◆ **Material supplied**
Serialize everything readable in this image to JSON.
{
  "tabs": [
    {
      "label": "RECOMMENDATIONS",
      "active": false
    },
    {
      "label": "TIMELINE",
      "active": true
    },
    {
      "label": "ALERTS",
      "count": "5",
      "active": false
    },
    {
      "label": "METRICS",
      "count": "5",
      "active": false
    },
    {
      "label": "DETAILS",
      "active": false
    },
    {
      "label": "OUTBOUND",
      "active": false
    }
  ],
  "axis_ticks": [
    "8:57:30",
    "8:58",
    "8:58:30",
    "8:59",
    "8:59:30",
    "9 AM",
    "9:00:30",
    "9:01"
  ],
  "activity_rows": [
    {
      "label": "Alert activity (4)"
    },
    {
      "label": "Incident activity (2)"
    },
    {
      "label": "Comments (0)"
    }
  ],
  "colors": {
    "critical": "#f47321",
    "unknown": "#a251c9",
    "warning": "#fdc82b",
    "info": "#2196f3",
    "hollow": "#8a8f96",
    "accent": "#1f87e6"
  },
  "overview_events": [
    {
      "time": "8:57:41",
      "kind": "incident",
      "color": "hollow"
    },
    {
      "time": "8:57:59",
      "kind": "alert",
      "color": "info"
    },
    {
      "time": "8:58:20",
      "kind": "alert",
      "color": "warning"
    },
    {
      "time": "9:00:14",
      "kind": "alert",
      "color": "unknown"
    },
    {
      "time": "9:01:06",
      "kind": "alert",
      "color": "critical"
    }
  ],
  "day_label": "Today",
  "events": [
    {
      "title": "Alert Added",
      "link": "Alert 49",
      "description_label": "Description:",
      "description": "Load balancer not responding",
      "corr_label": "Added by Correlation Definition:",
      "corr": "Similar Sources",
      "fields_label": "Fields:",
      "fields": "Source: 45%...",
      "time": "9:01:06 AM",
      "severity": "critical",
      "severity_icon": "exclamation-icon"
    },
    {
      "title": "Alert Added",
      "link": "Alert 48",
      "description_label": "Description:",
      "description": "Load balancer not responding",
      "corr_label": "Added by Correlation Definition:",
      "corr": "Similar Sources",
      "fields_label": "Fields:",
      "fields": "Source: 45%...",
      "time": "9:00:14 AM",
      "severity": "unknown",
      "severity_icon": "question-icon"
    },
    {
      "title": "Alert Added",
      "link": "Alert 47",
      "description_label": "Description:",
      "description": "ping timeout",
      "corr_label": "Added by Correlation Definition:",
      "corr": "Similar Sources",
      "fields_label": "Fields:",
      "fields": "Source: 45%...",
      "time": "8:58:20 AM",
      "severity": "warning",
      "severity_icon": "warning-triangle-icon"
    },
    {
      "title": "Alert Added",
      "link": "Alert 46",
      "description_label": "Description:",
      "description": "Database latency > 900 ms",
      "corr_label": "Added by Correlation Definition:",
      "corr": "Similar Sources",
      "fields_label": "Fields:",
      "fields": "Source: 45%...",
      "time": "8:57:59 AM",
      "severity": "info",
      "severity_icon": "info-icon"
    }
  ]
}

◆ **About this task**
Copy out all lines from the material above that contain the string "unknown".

◆ **Output below**
    "unknown": "#a251c9",
      "color": "unknown"
      "severity": "unknown",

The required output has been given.